Task directions
Where the string "Duke" occurs in a line of the data below, that line should be copied.

Input data below:

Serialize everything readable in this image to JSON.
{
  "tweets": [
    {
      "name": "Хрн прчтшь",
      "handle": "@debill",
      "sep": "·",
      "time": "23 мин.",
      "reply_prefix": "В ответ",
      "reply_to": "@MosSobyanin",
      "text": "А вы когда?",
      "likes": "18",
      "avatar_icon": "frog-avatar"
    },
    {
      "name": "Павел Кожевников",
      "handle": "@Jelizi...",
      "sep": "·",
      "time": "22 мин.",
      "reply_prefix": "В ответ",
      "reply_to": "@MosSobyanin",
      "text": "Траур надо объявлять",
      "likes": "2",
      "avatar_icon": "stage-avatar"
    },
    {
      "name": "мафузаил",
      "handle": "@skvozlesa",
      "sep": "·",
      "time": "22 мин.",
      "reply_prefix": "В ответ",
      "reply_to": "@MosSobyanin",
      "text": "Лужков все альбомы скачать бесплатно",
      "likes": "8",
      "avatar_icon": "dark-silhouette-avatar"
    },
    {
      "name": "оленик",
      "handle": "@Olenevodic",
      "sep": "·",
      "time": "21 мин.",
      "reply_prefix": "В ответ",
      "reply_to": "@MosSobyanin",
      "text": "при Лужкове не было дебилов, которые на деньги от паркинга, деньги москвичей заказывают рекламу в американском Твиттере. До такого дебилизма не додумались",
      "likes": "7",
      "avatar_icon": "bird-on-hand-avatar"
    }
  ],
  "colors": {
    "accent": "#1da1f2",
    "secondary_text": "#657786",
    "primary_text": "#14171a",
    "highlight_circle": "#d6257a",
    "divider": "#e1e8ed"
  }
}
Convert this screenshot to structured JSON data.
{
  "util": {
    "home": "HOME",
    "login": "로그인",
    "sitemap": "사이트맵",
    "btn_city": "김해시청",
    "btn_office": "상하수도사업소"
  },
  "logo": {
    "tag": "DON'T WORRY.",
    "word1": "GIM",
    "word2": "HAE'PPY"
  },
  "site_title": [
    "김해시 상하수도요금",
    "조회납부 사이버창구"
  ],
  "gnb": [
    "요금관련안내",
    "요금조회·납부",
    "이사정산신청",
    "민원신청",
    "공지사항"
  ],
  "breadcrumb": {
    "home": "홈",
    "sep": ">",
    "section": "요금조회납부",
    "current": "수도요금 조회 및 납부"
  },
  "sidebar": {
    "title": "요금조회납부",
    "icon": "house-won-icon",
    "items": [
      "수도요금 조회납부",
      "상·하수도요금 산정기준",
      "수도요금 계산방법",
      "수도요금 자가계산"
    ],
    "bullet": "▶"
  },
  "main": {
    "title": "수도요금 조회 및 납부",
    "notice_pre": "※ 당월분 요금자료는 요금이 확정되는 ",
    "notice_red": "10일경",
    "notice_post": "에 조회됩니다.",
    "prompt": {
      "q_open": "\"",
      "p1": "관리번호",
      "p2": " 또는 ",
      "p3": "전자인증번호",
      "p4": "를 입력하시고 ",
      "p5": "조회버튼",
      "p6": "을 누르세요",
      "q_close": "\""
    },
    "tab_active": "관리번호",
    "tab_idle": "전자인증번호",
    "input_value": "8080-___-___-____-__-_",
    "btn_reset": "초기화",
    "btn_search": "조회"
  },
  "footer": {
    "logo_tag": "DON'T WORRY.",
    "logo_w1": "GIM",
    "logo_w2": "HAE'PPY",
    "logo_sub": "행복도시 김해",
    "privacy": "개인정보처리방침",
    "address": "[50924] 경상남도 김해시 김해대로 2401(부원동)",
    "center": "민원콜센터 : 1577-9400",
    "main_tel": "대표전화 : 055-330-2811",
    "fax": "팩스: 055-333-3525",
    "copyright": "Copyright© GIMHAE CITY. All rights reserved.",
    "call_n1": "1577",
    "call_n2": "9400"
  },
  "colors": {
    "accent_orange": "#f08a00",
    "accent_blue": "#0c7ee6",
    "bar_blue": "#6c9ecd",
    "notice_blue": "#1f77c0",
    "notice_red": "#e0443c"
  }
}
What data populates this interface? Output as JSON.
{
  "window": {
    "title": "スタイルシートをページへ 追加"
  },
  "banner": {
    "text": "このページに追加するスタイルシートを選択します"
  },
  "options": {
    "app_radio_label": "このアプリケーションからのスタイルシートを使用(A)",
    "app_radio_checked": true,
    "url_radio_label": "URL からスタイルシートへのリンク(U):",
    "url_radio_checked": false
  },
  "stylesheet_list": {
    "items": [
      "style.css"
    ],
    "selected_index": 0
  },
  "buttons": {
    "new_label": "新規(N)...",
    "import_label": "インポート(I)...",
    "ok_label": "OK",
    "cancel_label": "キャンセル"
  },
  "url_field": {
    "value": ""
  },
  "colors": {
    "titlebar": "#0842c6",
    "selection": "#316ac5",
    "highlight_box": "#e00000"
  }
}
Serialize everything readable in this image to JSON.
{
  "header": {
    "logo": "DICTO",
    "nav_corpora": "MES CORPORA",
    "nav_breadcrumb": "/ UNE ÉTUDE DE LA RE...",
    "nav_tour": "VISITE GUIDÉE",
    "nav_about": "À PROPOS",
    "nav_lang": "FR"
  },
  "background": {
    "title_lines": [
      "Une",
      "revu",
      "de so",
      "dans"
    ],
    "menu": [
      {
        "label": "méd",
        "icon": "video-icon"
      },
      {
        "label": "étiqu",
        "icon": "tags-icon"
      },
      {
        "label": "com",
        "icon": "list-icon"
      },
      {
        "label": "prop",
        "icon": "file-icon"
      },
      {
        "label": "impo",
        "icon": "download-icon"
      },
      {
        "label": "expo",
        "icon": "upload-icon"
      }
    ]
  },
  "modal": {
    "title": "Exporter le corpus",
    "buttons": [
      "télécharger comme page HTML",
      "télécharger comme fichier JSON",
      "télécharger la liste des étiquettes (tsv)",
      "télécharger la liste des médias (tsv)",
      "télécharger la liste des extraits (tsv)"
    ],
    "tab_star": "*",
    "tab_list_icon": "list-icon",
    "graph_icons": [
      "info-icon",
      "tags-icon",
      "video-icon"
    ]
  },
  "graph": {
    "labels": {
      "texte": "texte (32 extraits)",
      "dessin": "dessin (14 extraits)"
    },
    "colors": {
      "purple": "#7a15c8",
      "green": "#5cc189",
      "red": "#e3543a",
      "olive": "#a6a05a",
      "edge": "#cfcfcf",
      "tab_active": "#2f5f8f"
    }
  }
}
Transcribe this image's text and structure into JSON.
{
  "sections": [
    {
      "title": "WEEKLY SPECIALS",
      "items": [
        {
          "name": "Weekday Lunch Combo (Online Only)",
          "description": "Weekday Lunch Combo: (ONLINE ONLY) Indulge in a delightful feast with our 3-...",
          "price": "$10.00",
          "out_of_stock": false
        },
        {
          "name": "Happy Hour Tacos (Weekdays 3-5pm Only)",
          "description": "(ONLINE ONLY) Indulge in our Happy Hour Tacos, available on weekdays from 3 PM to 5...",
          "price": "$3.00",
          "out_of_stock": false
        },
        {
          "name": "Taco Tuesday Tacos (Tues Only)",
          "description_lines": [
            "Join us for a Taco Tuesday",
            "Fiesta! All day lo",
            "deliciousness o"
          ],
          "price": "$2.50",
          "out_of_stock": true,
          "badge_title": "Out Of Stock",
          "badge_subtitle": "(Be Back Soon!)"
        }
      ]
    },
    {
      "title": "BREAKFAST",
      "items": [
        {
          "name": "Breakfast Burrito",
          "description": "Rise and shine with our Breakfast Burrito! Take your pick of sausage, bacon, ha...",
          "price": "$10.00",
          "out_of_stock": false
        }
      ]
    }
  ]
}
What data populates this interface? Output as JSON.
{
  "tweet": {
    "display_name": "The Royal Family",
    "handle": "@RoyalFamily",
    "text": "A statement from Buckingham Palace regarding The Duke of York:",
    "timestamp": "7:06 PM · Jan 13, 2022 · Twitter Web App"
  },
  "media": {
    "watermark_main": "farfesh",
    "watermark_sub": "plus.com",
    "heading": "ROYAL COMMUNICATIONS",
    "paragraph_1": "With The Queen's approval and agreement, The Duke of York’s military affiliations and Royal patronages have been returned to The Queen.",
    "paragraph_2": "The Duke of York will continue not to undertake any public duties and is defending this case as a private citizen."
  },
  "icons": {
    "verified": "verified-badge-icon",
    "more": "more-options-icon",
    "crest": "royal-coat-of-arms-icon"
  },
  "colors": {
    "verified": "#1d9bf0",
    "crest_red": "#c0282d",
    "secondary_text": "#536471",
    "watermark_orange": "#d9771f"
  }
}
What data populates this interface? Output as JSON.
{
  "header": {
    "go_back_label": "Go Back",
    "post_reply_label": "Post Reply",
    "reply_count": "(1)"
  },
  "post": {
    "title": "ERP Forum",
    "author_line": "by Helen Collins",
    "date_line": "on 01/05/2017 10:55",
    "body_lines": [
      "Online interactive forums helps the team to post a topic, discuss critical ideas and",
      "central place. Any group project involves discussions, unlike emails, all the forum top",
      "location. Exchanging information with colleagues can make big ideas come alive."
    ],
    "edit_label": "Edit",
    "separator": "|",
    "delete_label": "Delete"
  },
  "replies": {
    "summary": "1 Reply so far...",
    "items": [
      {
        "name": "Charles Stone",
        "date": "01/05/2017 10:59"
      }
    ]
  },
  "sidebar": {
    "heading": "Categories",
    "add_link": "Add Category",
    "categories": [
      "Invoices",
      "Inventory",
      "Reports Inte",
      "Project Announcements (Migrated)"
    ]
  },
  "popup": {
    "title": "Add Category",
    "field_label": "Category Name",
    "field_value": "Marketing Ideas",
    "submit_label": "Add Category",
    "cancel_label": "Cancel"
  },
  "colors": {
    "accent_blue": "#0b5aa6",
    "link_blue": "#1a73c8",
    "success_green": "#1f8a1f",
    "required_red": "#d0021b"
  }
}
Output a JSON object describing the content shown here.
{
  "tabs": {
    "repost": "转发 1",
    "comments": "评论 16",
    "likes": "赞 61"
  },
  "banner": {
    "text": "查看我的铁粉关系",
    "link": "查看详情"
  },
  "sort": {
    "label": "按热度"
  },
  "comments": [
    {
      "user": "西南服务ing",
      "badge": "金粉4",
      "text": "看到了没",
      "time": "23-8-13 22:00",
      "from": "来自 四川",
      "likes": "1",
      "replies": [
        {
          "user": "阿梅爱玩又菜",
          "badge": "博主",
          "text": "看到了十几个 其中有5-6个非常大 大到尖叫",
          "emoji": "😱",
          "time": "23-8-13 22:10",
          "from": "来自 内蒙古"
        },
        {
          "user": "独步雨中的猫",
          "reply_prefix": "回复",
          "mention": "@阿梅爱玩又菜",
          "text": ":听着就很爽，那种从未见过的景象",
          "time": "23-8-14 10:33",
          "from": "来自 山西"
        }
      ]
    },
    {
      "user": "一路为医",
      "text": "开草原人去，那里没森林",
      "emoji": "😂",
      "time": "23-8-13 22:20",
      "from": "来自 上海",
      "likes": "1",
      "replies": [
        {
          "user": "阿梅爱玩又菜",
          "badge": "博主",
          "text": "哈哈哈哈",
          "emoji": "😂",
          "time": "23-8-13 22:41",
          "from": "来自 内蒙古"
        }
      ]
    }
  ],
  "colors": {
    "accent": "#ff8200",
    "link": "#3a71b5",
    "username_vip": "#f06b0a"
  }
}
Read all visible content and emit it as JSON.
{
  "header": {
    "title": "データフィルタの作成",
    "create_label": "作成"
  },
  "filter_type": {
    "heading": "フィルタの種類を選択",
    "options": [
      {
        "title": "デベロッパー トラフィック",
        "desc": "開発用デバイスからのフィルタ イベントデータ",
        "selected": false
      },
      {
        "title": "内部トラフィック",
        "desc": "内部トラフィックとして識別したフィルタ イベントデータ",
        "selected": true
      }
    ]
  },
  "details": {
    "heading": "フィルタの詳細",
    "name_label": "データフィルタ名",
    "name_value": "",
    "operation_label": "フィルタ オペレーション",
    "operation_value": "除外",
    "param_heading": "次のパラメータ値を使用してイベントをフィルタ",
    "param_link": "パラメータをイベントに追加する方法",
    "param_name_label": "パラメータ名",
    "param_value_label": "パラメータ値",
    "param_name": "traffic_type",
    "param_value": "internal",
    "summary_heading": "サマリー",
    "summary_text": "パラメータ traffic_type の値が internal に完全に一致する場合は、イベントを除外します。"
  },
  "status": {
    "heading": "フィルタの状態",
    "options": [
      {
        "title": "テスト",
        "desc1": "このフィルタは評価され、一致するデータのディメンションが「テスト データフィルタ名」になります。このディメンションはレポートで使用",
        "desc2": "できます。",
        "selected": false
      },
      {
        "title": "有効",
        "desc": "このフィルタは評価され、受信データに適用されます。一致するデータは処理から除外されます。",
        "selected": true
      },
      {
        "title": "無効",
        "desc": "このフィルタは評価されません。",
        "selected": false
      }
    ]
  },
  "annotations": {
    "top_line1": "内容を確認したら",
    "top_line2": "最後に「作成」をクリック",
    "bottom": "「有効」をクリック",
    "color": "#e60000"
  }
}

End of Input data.

Output for this task
    "text": "A statement from Buckingham Palace regarding The Duke of York:",
    "paragraph_1": "With The Queen's approval and agreement, The Duke of York’s military affiliations and Royal patronages have been returned to The Queen.",
    "paragraph_2": "The Duke of York will continue not to undertake any public duties and is defending this case as a private citizen."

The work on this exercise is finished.